The Evangelical Lutheran Church in Cameroon (ELCC) dates its origins to mission work in the 1920s by Norwegian Missionary Society in Ngaoundere and Tibati, among the Mboum ethnic group, and the American missionaries in Mboula among the Gbaya. American mission work was begun in 1923 by Adolph Gunderson under the Sudan mission, an independent American mission. In 1952 the Sudan Mission became part of the Evangelical Lutheran Church (which later became part of The American Lutheran Church, an ELCA predecessor). Pastor Gunderson provided early and formative leadership, and consequently, the mission was often called "the Gunderson mission."
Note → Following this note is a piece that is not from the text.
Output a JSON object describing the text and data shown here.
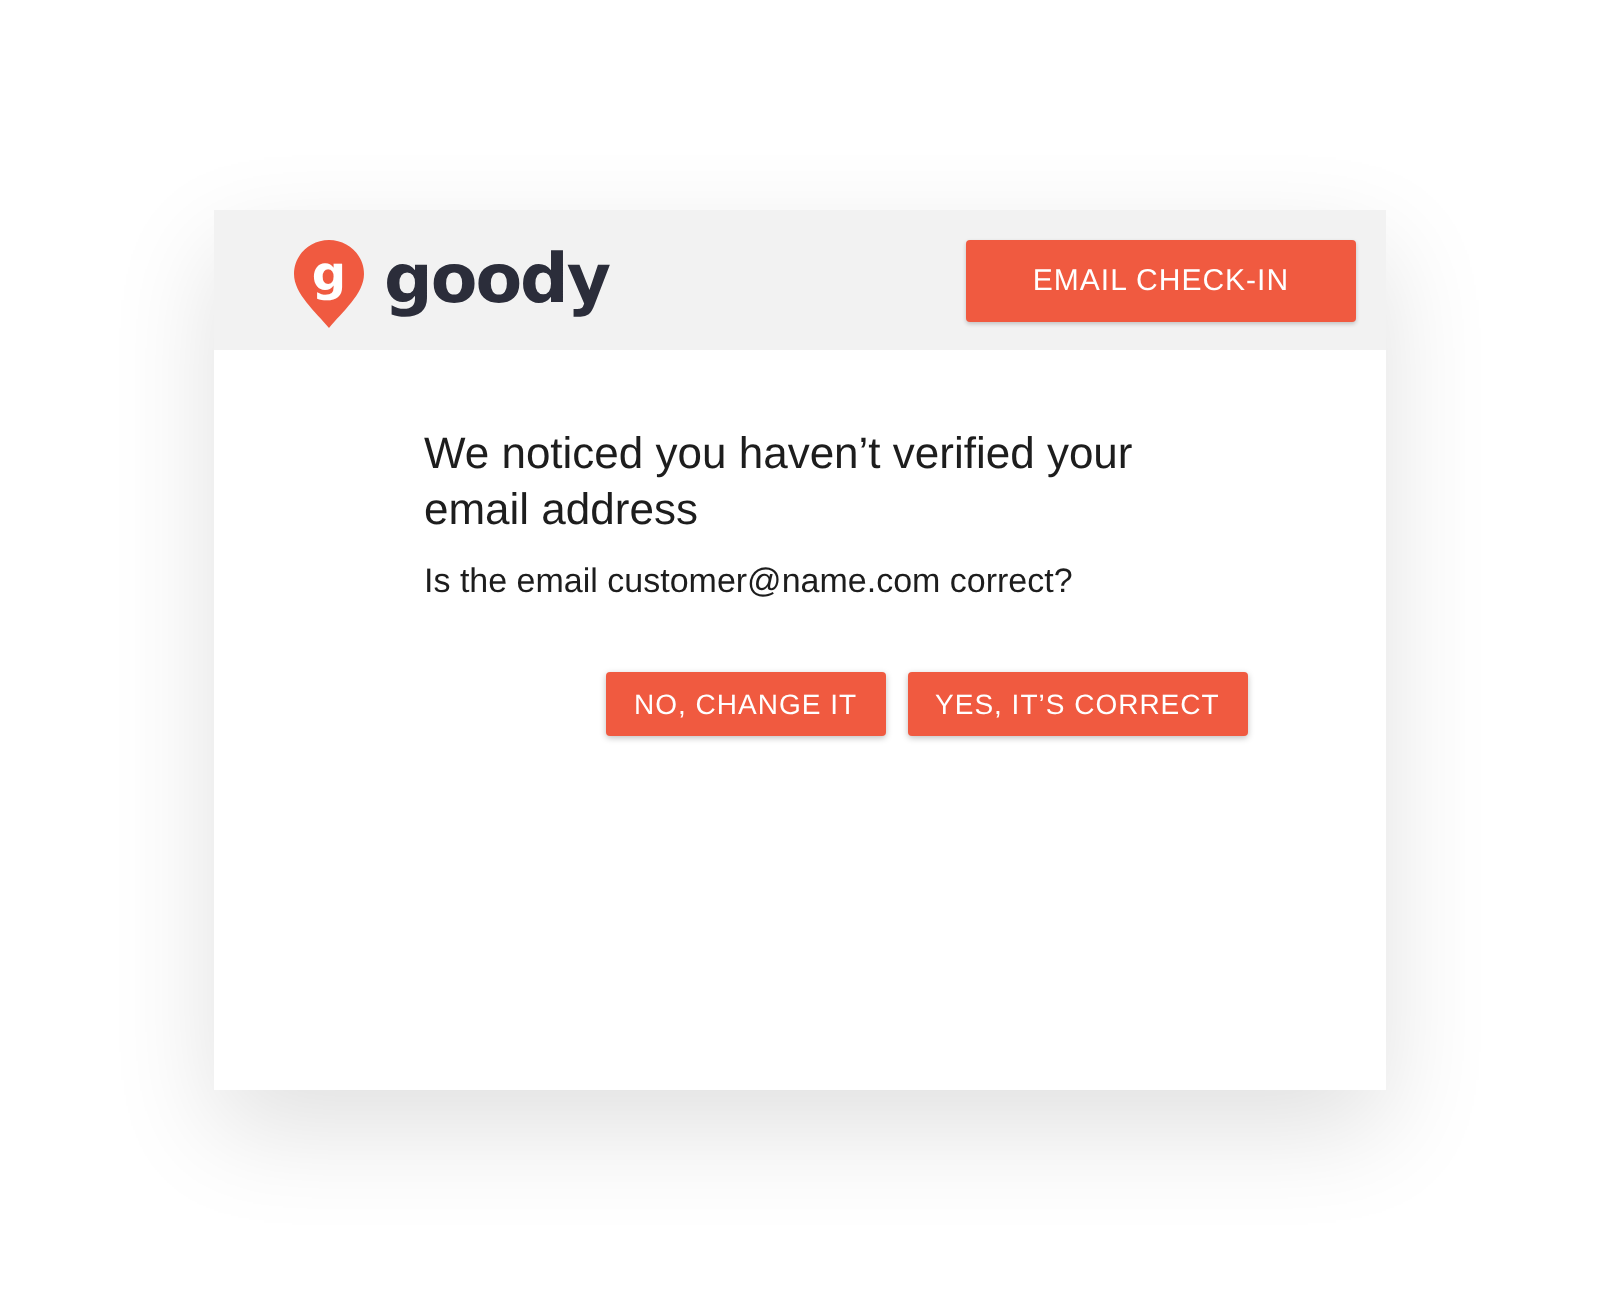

The Norwegian Missionary Society came to Ngaoundéré, Cameroon, in 1925. Both the Norwegian Mission Society and the American Lutheran Mission worked together in mission. Together, they established a Lutheran hospital, a school in Ngaoundéré, and a seminary in Meiganga. The mission also focused on literacy projects and biblical translation projects.??Organized as an independent body in 1960, the ELCC began taking responsibility for its personnel and its entire ministry program. Today the ELCC is a member of the Lutheran World Federation and is based in Ngaoundere. With 215,000 members, the ELCC is growing at a rapid rate.
The Evangelical Lutheran Church of Cameroon (ELCC), a member of the Lutheran World Federation, is a fast-growing church with 215,000 members in 1,350 congregations. The ELCC is served by 168 pastors, 375 evangelists, and 288 catechists among 27 ethnic groups. Led by a national bishop and ten regional bishops, one for each of the 10 Episcopal regions, the ELCC has its headquarters in Ngaoundere. Besides the LWF, the ELCC is a member of the Eglise evangéliques luthérienne au Cameroun (Church and Evangelical Lutherans of Cameroon), the Lutheran Communion in Western Africa (LUCWA), and the Joint Christian Ministry in West Africa (JCMWA).??The ELCC’s program ministries include seminary education, Bible schools, primary and secondary education, health care, rural development, women’s and youth ministries, Bible translation and literacy, and a communication studio.
The Health Department of the Evangelical Lutheran Church in Cameroon, Oeuvre de Santé de l’Eglise Evangélique Luthérienne au Cameroun or OSEELC, is a large and vibrant ministry operating three large hospitals and fifteen health centres. Please visit their new website www.oseelc.org to learn more!
Garoua Boulai Hospital